Light: Full sun to light shade
M. fistulosa needs good amounts of sunshine, which shows why it grows almost exclusively on roadsides, thickets, and woodland borders.
Growth rate: Standard and invasive
Being a perennial plant, the fistulosa does not die back, adding to its invasive effect as a creeping herb. The plant spreads easily, though grows at a fairly standard rate. Blooming occurs in July and August, though specimens in the University of Georgia Herbarium bloomed in early June.
Susceptible to mildew. Also, new tests have found a phytoplasma disease that causes "leaf reddening, chlorosis, plant stunting, and phyllody of inflorescences" (Hwang 173, 1997).
One unconfirmed website claims the herb is deer resistant (Toadshade Plant Farm).
Ecosystem Dynamics: (Iowa State University prairie plants study)
"This perennial plant often grows in large colonies in hydric, mesic, and xeric prairie, as well as disturbed habitats, thickets, and along forest edges. . .."
"It is pollinated by insects, primarily bumblebees, honeybees, and wasps. The clear-wing Sphinx Moth also utilizes this plant. . .. Pollination in wild bergamot is interesting due to two major observations. First, inflorescences are composed of several clusters, each with ten or more flowers open at a time, with some flowers in the stagnate and others in the postulate phase. However, young stigmas have a delayed receptivity to accepting self-pollen. Second, bumblebees and honeybees visit staminate and pistillate phase flowers indiscriminately for nectar. Successful cross-pollination and outbidding of wild bergamot is due, at least in part, to the continuous opening of the flowers durin the day and the stigma's receptivity to cross-pollen prior to self pollen."
How to Encounter:

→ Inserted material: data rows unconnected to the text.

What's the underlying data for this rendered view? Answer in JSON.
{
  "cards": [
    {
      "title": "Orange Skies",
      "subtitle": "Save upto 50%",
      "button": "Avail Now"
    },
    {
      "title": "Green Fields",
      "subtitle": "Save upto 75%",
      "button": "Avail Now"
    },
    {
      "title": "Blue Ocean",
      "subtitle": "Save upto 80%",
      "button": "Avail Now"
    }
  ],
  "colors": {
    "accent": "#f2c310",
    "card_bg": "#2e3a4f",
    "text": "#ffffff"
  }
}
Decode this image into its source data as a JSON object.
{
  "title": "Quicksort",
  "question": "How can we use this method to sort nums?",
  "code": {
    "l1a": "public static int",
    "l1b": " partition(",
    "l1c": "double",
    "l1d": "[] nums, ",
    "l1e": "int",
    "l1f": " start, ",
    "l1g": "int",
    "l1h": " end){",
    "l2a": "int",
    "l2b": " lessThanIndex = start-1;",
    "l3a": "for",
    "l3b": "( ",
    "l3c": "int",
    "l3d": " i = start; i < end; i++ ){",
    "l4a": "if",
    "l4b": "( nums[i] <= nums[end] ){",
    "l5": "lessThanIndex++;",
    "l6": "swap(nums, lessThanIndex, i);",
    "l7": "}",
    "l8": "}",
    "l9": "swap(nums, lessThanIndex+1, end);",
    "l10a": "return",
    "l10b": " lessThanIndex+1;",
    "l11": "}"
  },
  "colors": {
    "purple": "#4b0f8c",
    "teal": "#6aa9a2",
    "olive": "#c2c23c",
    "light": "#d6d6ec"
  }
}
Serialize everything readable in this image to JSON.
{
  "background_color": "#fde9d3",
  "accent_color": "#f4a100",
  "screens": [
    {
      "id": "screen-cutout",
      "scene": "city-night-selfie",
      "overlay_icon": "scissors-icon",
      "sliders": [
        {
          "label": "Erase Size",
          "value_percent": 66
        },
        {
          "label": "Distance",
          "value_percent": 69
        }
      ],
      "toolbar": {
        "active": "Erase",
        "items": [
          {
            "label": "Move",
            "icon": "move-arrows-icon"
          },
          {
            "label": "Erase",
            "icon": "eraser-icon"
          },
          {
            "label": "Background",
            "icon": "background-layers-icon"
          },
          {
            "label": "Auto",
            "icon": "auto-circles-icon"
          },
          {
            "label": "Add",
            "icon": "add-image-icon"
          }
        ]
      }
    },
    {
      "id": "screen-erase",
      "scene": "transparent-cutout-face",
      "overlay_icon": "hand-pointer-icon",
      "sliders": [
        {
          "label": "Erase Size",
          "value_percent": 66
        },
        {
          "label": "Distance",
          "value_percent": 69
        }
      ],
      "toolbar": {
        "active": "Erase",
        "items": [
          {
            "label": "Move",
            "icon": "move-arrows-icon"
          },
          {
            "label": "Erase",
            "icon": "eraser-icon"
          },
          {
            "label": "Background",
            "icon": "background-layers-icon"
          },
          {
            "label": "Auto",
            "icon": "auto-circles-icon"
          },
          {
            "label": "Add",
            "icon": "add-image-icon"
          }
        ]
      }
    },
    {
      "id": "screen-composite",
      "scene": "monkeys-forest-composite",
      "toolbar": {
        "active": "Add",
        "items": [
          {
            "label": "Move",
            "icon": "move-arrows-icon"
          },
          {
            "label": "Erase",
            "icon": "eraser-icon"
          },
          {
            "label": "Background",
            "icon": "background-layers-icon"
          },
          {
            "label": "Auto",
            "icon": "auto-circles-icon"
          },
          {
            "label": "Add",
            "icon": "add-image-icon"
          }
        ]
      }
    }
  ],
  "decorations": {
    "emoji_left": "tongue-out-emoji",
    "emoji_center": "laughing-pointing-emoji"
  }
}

References: Grehan (1964), Krochmal (1973), McLeod(1995), Bartgis (1993)
M. fistulosa grows on roadsides and woodland borders. It is also found in thickets, prairies, and abandoned fields and meadows (or really anywhere there is full sunlight for the larger portion of the day and semi-dry soil). Grazing of course, must be moderate. This species can stand drier conditions than the M. didyma species, attributing to the fact that M. didyma is more often grown in gardens. Bartgis reports that fistulosa (var. brevis) is one of the dominating underbrush species in cedar glade communities of the Ridge and Valley territory of northeaster West Virginia (see Distribution). Due to its color and odor, during blooming months, it can be seen being visited by butterflies, bees, wasps, and hummingbirds.